Astigmatism will be the same diopter as SHP in the same eye soon is that bad?

So I’m on my 2nd pair of normalized, with my next SPH reduction my SPH is going to be the exact same number as my CYL in the same eye, and my question is if that’s good or bad or nothing to worry about? I have read the blog on astigmatism, and watched Gems videos but I haven’t seen anyone mention this, because everyone I know that has both SPH and CYL the numbers are never the same in the same eye, either one is higher or lower but never the same in the same eye. So what I’m thinking of doing is I reduce just the CYL in my next normalized and don’t touch the SPH since I know you’re not supposed to reduce both at the same time.

When you say SHP, you mean SPH (short for sphere = spherical because the lens has the same power in all directions)?

SPH needs show your general level of myopia and CYL additional power needed in a particular direction, so they are independent of each other. If your overall SPH is reduced you’re reducing the lens power in all directions including the direction in which your CYL gives you extra refractive power, so you see it’s not really relevant whether they’re the same number or not.

What’s true is that usually CYL is lower than SPH because it’s like the tweaking number on the general myopia number.

So if I have -2.00 myopia and -2.00 astigmatism in my left eye it’s ok?

I don’t see anything wrong with it. As long as you can see with them I think they are fine. I too have a similar situation (distance glasses had sph to cyl ratio of -3.25/-3.25). You might eventually end up with no SPH but still have some CYL left over and that’s okay. Some people in the endmyopia community have been prescribed 0 SPH and only CYL correction. You might want to look into spherical equivalent (reducing CYL but adding more SPH to compensate) but this might be harder to get adjusted to, so “listen” to what your eyes are asking for.

1 Like

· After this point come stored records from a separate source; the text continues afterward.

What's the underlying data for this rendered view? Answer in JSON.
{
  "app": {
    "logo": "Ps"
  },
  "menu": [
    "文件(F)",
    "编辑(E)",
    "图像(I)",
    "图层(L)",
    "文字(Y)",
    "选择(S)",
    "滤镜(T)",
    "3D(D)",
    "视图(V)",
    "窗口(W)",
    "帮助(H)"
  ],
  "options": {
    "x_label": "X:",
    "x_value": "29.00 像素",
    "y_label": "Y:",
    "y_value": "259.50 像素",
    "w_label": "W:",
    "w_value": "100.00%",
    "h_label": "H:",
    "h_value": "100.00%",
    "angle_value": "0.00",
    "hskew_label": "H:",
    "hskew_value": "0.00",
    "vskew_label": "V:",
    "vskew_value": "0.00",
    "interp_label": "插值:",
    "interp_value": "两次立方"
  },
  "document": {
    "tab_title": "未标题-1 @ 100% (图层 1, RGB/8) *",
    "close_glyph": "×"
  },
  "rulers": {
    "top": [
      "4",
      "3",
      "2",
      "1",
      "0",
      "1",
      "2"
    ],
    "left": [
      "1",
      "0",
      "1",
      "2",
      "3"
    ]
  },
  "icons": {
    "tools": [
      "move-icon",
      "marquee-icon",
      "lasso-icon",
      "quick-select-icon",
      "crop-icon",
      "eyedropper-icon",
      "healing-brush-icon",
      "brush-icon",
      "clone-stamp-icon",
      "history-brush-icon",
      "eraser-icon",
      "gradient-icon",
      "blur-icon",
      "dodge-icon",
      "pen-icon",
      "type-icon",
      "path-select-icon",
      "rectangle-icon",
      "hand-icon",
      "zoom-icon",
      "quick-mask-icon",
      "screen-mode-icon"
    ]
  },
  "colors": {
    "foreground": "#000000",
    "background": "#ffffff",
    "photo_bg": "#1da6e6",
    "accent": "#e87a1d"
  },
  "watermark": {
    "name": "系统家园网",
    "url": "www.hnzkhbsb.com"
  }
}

It’s possible, sure.

Since you had 2 drops from sph already you know what a “drop and then the working for clear vision” is. EM recommends dropping from sph first to get into the practice, learn about your eyes and have some positive experience before working on more complex changes like cyl or equalising.
So it would be sensible to try a cyl drop next. Cyl drop usually takes more time and patience as the brain’s adjustment part is more significant. And yes, it is not recommended to reduce from sph and cyl at the same time as if you later find it a challenge to clear the blur you won’t know which part was too much.
Basically you have 3 options: drop small from the cyl, drop more from the cyl, drop more but add some sph back. Since you are used to the cyl correction within the eye and because the cyl value is relatively high, I wouldn’t recommend going cold turkey on cyl.
I assume you still wear differentials for close up. Most people find it helpful to drop cyl from both diffs and norms. Most people keep it consistent, but some people can drop a bit more from diffs than from norms, or only drop from diffs first.
You can try determining the drop by measurement or by making a decision and testing the result. There’s no right or wrong way. Most probably there will be a bit of stepping back and forth during the journey of reducing cyl, the brain can be a stubborn part…
Brace yourself for more ghosting challenges while the brain is trying to figure out how to process the different amount of blur within the image coming from within one eye plus then merging the left and right images… But when you crack the code, you’ll have one more EM skill under your belt! :relaxed: